Exercise: Report all lines from the entries below in which "Graph" appears.

Provided data:
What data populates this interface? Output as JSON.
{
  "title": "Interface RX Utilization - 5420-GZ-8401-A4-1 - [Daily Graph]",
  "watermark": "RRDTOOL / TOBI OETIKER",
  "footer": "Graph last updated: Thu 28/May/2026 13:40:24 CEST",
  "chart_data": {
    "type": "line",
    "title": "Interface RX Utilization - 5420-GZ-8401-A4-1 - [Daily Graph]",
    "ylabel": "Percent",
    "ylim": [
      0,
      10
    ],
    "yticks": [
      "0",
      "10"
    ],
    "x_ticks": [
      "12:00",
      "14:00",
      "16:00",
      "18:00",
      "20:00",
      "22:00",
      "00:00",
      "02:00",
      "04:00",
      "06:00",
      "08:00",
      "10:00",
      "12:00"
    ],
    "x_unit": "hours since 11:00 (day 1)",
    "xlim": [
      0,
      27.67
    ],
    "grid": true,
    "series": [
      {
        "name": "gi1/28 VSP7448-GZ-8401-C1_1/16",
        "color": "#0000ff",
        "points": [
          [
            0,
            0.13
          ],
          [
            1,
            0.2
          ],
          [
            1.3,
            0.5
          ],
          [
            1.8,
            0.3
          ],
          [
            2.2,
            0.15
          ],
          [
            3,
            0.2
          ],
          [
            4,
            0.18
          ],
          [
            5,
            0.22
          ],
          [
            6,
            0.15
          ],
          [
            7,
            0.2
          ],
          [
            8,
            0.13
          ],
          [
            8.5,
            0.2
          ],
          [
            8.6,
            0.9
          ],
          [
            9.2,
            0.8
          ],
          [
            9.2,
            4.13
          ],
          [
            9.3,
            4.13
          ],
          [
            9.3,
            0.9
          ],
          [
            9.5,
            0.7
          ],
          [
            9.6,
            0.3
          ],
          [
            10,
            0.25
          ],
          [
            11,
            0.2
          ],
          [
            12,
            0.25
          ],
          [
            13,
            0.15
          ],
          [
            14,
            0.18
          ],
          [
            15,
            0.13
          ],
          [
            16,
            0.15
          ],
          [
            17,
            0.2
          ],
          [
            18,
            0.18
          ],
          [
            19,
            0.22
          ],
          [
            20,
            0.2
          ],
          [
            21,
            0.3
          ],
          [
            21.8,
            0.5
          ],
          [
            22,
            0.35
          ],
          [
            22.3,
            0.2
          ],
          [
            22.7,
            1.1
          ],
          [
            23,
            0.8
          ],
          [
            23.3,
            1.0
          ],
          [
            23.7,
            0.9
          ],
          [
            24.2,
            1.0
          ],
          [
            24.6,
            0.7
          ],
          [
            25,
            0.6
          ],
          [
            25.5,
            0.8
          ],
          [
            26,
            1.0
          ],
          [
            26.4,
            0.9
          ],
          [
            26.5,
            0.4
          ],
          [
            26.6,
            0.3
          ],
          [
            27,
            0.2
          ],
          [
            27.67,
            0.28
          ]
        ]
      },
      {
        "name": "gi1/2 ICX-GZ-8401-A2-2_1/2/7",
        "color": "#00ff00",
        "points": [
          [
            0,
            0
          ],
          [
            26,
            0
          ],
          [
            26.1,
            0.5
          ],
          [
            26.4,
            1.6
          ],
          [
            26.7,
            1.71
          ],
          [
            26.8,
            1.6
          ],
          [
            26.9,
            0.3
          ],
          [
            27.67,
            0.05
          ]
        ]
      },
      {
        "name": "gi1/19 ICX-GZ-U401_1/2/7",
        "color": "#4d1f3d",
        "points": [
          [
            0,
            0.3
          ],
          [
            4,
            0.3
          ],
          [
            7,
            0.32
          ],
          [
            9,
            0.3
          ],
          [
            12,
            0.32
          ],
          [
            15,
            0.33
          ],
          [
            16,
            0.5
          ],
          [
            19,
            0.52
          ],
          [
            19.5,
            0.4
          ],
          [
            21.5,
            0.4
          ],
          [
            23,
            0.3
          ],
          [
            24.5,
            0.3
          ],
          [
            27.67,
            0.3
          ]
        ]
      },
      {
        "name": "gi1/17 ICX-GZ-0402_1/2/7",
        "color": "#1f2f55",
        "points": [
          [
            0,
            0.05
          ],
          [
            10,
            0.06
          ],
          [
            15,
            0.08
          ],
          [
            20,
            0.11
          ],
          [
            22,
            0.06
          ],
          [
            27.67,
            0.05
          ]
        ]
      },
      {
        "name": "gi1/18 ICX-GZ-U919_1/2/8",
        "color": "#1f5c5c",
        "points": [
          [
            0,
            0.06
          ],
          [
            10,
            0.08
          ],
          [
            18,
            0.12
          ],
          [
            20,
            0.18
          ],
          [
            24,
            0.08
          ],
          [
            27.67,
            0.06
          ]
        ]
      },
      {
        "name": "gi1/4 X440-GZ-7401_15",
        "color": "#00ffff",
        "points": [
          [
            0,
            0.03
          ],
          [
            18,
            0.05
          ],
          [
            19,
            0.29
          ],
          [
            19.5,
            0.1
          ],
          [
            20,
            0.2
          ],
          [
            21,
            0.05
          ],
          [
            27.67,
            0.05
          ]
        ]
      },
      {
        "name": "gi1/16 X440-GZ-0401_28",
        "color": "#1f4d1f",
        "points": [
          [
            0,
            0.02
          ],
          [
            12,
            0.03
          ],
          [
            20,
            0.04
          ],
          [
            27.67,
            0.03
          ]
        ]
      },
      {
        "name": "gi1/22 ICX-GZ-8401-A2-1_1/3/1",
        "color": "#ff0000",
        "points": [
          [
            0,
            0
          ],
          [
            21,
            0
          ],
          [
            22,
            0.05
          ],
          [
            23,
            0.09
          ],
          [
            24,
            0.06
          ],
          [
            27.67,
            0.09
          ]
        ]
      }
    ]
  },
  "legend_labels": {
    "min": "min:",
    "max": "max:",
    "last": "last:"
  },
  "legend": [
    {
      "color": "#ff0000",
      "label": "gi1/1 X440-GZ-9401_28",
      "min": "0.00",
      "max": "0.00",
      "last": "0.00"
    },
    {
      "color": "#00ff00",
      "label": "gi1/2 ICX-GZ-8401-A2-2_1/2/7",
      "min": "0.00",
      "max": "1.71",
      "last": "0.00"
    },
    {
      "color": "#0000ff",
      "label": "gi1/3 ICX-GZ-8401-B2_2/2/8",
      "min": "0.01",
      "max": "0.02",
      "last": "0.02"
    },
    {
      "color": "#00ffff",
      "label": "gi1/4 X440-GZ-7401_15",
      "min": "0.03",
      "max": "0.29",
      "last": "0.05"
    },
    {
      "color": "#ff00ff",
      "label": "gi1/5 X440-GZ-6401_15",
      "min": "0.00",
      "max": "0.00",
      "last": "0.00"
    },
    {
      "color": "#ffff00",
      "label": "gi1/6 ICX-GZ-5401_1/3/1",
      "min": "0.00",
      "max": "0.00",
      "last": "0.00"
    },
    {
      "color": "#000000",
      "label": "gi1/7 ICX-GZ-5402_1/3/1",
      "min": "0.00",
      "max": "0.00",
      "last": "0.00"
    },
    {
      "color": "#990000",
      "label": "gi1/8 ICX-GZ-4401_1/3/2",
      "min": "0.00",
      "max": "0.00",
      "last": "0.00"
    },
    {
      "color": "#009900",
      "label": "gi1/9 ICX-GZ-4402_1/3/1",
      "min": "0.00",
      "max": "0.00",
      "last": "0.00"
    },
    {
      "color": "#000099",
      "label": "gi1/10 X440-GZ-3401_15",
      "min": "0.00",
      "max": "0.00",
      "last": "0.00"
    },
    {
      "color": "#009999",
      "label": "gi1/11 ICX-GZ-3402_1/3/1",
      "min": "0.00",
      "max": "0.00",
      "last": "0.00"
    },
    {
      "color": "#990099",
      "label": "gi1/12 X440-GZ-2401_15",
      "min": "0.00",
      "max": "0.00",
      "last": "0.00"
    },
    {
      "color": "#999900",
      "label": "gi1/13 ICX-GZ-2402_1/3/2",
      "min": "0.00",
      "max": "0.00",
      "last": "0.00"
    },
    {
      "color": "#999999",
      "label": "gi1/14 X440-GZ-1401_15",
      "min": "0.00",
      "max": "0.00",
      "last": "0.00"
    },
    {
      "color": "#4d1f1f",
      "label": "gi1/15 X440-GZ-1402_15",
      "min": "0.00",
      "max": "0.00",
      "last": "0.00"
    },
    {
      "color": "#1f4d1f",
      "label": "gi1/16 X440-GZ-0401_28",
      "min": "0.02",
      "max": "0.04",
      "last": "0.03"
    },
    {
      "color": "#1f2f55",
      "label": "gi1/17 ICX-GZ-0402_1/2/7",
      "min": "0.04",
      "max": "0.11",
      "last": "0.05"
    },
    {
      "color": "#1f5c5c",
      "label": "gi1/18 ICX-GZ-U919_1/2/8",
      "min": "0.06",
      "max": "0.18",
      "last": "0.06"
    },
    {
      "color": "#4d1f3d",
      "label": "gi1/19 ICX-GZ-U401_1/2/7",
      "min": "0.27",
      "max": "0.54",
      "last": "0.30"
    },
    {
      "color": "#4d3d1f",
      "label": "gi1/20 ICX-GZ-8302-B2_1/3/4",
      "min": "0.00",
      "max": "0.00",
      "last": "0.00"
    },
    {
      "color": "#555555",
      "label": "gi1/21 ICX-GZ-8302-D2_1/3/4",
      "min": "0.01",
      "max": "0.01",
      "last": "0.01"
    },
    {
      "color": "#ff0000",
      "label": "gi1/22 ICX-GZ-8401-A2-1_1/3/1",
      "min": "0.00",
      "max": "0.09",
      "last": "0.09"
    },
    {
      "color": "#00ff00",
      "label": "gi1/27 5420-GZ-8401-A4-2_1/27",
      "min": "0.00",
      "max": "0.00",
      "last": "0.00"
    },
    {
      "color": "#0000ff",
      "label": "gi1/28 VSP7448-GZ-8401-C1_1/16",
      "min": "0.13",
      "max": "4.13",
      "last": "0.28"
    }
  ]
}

Task solution:
  "title": "Interface RX Utilization - 5420-GZ-8401-A4-1 - [Daily Graph]",
  "footer": "Graph last updated: Thu 28/May/2026 13:40:24 CEST",
    "title": "Interface RX Utilization - 5420-GZ-8401-A4-1 - [Daily Graph]",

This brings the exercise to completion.